--- Work instruction ---
Whenever a line in the material below includes "title", copy that line.

--- Information ---
Start of Block
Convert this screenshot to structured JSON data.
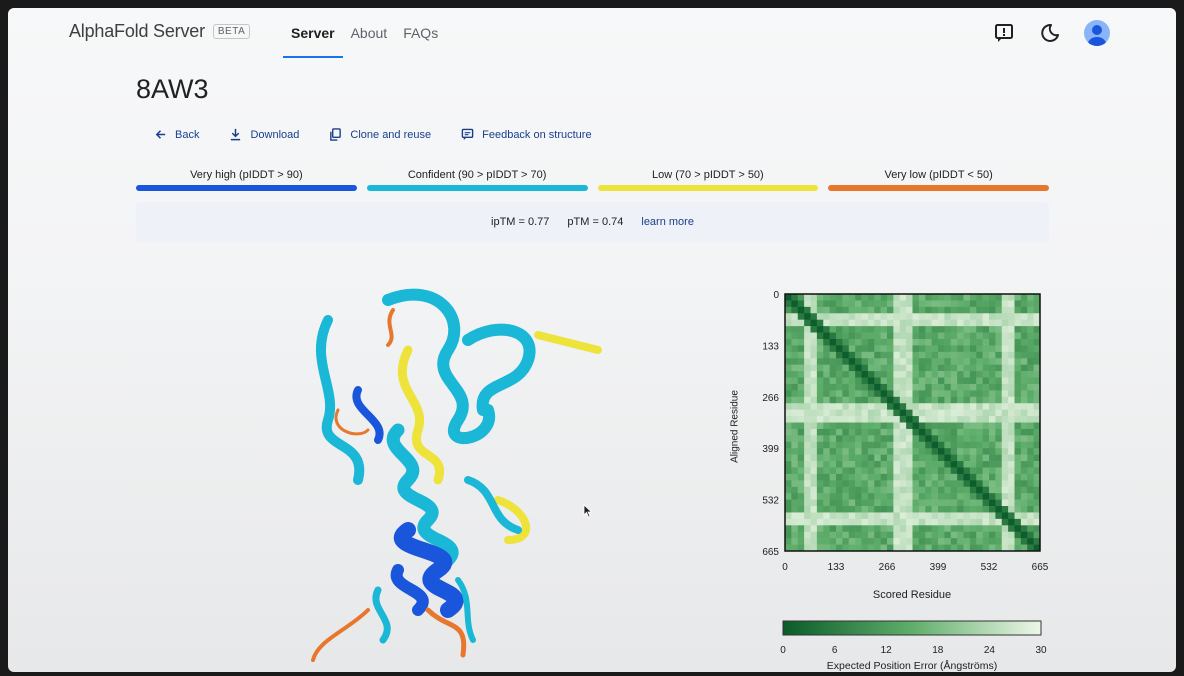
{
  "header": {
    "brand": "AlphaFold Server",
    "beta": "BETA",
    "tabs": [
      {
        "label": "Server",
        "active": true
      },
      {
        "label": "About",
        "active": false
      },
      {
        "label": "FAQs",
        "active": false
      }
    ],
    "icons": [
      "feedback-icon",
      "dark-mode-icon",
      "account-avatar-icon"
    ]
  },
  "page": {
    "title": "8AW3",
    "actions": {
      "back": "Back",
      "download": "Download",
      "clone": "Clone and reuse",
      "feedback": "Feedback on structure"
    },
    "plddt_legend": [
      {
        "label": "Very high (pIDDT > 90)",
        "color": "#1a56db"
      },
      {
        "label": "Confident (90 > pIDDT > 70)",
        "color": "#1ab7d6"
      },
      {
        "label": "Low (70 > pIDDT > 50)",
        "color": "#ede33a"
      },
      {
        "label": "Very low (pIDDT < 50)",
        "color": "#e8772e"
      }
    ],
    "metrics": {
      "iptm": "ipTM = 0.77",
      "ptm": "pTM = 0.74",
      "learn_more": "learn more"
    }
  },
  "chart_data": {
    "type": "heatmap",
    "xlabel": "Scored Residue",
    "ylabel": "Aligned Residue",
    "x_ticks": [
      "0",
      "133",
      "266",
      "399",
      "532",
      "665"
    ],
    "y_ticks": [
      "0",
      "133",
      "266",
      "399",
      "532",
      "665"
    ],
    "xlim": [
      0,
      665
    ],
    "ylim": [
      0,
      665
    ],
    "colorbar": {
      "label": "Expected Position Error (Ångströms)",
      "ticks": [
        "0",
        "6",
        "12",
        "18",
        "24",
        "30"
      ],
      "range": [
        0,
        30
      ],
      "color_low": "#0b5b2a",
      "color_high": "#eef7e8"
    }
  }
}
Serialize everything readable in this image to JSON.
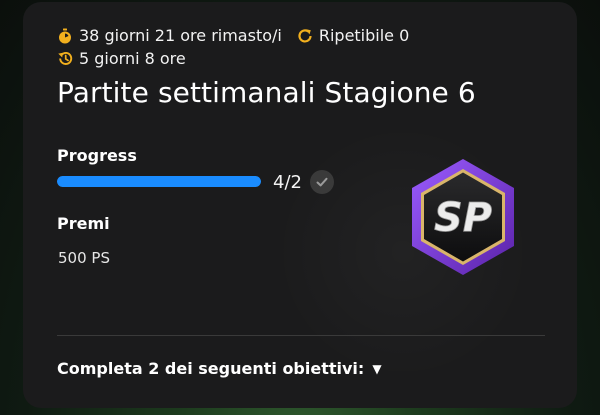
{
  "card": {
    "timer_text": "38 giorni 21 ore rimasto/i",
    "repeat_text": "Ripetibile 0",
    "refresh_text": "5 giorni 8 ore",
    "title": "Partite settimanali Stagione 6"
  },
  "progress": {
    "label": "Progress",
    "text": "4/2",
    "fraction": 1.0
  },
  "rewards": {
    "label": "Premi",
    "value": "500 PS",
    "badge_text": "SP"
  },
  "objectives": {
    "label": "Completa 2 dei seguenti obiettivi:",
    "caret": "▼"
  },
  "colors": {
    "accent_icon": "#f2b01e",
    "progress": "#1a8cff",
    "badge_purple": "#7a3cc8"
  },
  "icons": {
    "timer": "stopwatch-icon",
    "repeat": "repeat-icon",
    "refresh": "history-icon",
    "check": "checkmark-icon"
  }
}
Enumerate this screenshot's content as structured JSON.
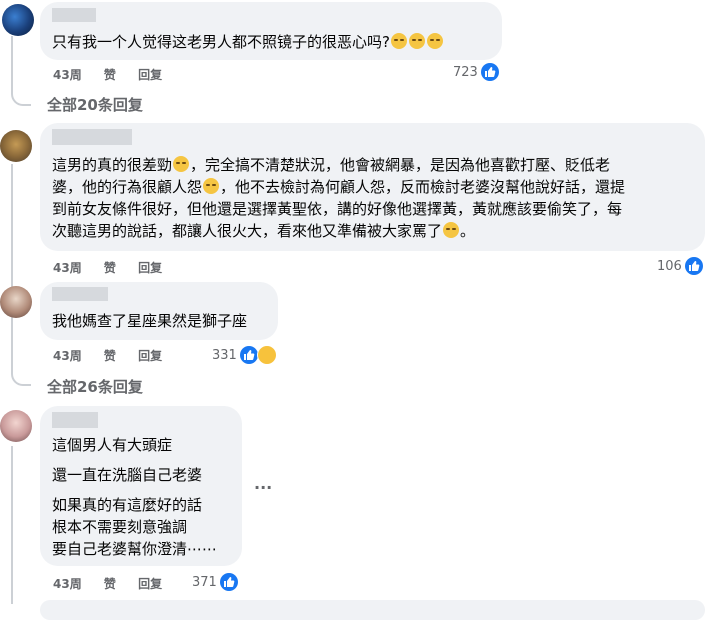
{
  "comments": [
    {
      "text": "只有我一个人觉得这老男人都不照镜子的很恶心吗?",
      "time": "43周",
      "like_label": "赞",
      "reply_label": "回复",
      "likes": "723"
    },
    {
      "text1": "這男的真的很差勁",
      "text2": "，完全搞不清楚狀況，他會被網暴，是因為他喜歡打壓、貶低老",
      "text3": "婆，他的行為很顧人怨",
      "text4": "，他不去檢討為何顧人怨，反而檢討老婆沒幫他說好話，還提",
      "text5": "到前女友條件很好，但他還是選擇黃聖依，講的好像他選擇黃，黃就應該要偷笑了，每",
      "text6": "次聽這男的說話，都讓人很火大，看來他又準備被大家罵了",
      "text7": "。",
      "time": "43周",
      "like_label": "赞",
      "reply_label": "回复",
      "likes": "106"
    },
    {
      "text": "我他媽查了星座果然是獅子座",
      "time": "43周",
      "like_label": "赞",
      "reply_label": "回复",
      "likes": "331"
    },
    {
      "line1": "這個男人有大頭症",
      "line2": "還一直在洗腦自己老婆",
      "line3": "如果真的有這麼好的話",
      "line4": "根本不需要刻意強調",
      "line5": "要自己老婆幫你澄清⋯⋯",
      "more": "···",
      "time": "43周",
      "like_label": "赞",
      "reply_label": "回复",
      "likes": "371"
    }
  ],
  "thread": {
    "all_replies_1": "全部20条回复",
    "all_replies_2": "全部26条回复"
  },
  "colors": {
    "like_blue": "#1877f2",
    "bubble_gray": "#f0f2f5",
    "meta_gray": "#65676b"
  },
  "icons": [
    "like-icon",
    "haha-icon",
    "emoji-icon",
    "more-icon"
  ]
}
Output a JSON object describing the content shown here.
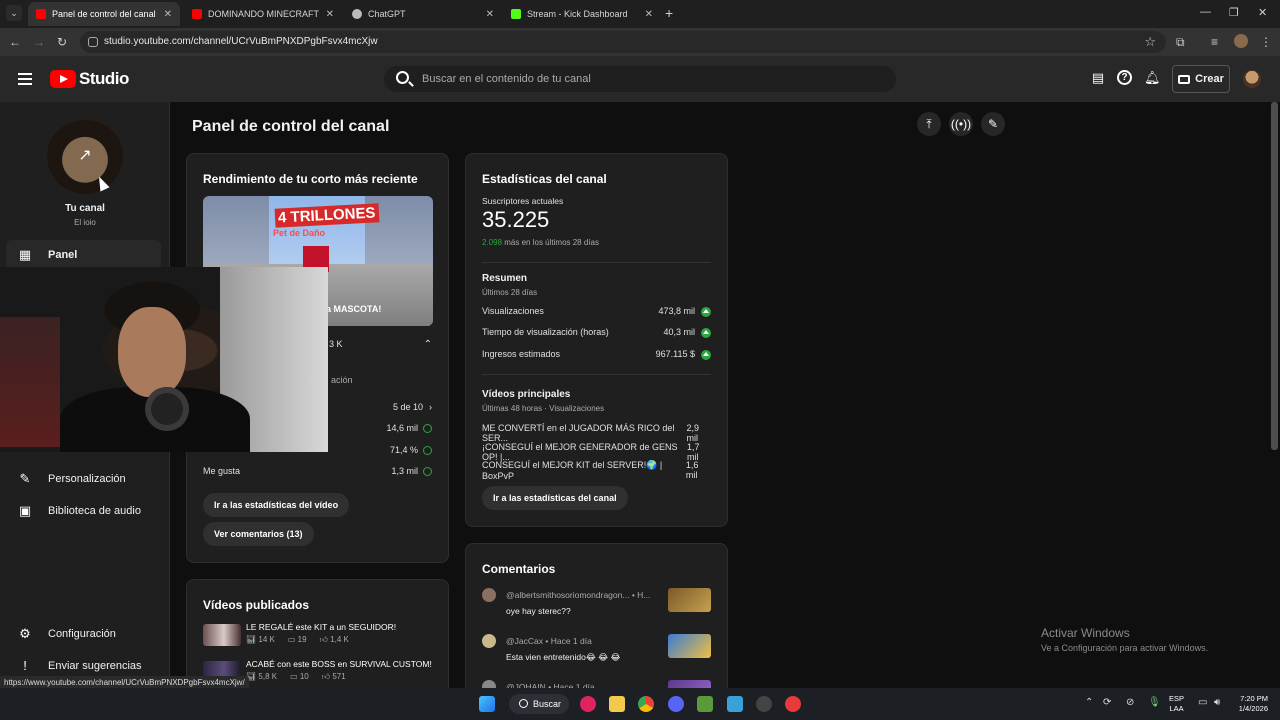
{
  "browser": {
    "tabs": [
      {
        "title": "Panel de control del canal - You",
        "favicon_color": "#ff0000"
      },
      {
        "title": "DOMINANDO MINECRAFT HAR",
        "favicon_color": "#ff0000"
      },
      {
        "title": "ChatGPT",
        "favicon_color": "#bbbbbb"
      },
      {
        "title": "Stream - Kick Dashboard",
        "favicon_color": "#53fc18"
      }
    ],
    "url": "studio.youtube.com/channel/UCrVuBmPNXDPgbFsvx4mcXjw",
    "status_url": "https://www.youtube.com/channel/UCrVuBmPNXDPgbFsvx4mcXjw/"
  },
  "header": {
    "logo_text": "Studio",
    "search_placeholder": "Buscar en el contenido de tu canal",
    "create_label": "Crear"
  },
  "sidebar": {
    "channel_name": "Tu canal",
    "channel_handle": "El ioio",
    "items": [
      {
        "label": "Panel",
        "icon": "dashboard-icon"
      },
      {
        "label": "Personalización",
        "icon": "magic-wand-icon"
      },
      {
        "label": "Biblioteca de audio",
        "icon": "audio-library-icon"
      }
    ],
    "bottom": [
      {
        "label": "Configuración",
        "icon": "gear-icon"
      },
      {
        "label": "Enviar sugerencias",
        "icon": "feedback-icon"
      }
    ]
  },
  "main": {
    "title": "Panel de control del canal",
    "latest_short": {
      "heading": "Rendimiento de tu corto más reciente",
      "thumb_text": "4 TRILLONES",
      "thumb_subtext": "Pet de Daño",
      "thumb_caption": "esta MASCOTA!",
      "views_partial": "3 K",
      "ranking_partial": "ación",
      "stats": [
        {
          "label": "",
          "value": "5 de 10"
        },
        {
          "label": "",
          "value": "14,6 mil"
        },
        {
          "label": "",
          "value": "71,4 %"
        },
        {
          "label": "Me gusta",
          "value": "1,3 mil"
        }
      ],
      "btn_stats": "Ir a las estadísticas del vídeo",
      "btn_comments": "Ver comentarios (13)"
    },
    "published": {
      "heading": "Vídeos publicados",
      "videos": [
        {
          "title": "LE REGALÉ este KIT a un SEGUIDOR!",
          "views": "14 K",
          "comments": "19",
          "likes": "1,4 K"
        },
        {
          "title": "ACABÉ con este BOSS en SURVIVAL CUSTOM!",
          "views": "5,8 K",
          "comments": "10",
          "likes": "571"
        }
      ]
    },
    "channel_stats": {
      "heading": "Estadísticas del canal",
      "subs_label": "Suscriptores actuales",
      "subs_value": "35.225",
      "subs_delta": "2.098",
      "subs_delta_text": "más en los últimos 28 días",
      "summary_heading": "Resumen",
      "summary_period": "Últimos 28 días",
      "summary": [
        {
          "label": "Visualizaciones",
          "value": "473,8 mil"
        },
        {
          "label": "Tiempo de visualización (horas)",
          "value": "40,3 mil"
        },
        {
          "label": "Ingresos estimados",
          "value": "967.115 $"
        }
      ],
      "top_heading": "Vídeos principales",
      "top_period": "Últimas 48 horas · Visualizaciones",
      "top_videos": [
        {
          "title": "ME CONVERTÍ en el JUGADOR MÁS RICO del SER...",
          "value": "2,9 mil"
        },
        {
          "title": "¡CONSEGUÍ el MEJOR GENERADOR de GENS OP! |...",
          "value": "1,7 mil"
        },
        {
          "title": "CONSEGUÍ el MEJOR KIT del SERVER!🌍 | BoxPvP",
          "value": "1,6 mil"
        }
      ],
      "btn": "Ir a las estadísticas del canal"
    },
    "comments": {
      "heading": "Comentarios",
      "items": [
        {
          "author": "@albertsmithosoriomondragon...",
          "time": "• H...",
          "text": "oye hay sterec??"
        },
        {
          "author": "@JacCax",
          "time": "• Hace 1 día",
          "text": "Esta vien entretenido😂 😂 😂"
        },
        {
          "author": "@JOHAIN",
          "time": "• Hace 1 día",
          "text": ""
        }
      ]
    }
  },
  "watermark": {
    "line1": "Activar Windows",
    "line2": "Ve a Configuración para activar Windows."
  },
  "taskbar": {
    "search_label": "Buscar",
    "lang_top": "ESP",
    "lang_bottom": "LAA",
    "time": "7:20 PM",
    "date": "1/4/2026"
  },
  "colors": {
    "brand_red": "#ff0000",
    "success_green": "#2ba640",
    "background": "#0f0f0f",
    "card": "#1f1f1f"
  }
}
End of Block
--- Output of the task ---
    "title": "8AW3",
    "title": "Partite settimanali Stagione 6"
        "title": "Panel de control del canal - You",
        "title": "DOMINANDO MINECRAFT HAR",
        "title": "ChatGPT",
        "title": "Stream - Kick Dashboard",
    "title": "Panel de control del canal",
          "title": "LE REGALÉ este KIT a un SEGUIDOR!",
          "title": "ACABÉ con este BOSS en SURVIVAL CUSTOM!",
          "title": "ME CONVERTÍ en el JUGADOR MÁS RICO del SER...",
          "title": "¡CONSEGUÍ el MEJOR GENERADOR de GENS OP! |...",
          "title": "CONSEGUÍ el MEJOR KIT del SERVER!🌍 | BoxPvP",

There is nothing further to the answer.